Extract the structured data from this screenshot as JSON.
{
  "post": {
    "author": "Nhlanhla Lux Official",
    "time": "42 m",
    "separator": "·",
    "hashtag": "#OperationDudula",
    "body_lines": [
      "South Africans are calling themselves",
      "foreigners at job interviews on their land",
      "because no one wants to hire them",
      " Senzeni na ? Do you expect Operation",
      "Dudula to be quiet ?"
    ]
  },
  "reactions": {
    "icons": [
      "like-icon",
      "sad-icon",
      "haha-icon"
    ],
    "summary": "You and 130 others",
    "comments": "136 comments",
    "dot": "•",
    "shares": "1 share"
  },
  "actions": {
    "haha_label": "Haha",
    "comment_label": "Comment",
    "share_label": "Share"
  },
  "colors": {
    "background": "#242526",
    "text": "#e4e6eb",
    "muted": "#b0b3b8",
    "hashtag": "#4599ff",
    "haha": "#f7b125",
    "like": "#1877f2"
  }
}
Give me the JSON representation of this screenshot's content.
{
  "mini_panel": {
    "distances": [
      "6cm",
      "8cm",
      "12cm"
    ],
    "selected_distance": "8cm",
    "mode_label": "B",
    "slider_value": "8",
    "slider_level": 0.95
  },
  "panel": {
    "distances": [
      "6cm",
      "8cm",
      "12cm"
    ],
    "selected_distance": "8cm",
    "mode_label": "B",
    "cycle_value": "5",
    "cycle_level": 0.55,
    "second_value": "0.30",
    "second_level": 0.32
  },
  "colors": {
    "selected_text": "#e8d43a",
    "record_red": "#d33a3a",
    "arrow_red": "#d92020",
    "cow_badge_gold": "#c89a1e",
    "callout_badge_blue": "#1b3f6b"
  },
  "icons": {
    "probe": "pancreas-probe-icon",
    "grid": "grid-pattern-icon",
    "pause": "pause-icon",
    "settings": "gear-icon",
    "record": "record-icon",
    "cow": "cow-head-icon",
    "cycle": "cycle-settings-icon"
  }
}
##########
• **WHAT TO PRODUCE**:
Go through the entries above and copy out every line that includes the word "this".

• **PROBLEM SOLUTION**:
Extract the structured data from this screenshot as JSON.
Give me the JSON representation of this screenshot's content.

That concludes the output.